Activity: Write the data below out in full, exactly as it stands.

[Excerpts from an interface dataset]
◆ ◆ ◆ ◆ ◆

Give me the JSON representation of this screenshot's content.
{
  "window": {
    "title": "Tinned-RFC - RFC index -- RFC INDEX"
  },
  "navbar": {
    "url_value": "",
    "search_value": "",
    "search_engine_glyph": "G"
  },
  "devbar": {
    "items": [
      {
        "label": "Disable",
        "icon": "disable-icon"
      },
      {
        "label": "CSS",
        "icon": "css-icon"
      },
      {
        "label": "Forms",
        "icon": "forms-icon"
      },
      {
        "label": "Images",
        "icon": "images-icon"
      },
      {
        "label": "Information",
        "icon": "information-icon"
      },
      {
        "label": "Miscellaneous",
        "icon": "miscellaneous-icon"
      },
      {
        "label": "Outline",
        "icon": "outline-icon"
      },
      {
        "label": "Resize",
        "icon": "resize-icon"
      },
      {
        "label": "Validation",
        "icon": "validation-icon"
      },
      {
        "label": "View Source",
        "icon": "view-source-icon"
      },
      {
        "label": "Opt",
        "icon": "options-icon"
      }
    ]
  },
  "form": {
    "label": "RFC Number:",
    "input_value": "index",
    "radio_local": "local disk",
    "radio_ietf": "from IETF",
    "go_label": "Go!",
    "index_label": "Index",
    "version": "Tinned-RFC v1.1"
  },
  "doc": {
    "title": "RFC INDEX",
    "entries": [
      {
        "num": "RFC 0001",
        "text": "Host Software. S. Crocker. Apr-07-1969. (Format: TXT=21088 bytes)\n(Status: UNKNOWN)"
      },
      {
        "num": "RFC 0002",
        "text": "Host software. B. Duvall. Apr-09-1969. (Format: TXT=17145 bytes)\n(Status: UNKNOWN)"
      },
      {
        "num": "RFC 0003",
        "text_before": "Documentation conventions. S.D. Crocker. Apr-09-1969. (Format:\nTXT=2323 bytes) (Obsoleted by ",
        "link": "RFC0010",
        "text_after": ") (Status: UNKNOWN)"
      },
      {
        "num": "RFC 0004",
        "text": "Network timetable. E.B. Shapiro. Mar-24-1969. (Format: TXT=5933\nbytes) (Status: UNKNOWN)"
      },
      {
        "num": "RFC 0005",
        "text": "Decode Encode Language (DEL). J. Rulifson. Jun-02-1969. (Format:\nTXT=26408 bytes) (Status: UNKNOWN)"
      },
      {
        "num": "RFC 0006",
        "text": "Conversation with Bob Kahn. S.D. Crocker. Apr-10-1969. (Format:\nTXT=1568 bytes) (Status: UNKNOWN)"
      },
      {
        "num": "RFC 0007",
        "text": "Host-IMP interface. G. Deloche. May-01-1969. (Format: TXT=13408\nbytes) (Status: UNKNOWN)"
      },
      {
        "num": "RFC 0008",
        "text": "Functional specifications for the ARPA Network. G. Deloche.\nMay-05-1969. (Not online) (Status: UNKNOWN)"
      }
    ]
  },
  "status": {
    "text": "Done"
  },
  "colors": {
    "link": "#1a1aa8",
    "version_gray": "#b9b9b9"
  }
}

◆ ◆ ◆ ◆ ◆

Expected answer:
Give me the JSON representation of this screenshot's content.
{
  "window": {
    "title": "Tinned-RFC - RFC index -- RFC INDEX"
  },
  "navbar": {
    "url_value": "",
    "search_value": "",
    "search_engine_glyph": "G"
  },
  "devbar": {
    "items": [
      {
        "label": "Disable",
        "icon": "disable-icon"
      },
      {
        "label": "CSS",
        "icon": "css-icon"
      },
      {
        "label": "Forms",
        "icon": "forms-icon"
      },
      {
        "label": "Images",
        "icon": "images-icon"
      },
      {
        "label": "Information",
        "icon": "information-icon"
      },
      {
        "label": "Miscellaneous",
        "icon": "miscellaneous-icon"
      },
      {
        "label": "Outline",
        "icon": "outline-icon"
      },
      {
        "label": "Resize",
        "icon": "resize-icon"
      },
      {
        "label": "Validation",
        "icon": "validation-icon"
      },
      {
        "label": "View Source",
        "icon": "view-source-icon"
      },
      {
        "label": "Opt",
        "icon": "options-icon"
      }
    ]
  },
  "form": {
    "label": "RFC Number:",
    "input_value": "index",
    "radio_local": "local disk",
    "radio_ietf": "from IETF",
    "go_label": "Go!",
    "index_label": "Index",
    "version": "Tinned-RFC v1.1"
  },
  "doc": {
    "title": "RFC INDEX",
    "entries": [
      {
        "num": "RFC 0001",
        "text": "Host Software. S. Crocker. Apr-07-1969. (Format: TXT=21088 bytes)\n(Status: UNKNOWN)"
      },
      {
        "num": "RFC 0002",
        "text": "Host software. B. Duvall. Apr-09-1969. (Format: TXT=17145 bytes)\n(Status: UNKNOWN)"
      },
      {
        "num": "RFC 0003",
        "text_before": "Documentation conventions. S.D. Crocker. Apr-09-1969. (Format:\nTXT=2323 bytes) (Obsoleted by ",
        "link": "RFC0010",
        "text_after": ") (Status: UNKNOWN)"
      },
      {
        "num": "RFC 0004",
        "text": "Network timetable. E.B. Shapiro. Mar-24-1969. (Format: TXT=5933\nbytes) (Status: UNKNOWN)"
      },
      {
        "num": "RFC 0005",
        "text": "Decode Encode Language (DEL). J. Rulifson. Jun-02-1969. (Format:\nTXT=26408 bytes) (Status: UNKNOWN)"
      },
      {
        "num": "RFC 0006",
        "text": "Conversation with Bob Kahn. S.D. Crocker. Apr-10-1969. (Format:\nTXT=1568 bytes) (Status: UNKNOWN)"
      },
      {
        "num": "RFC 0007",
        "text": "Host-IMP interface. G. Deloche. May-01-1969. (Format: TXT=13408\nbytes) (Status: UNKNOWN)"
      },
      {
        "num": "RFC 0008",
        "text": "Functional specifications for the ARPA Network. G. Deloche.\nMay-05-1969. (Not online) (Status: UNKNOWN)"
      }
    ]
  },
  "status": {
    "text": "Done"
  },
  "colors": {
    "link": "#1a1aa8",
    "version_gray": "#b9b9b9"
  }
}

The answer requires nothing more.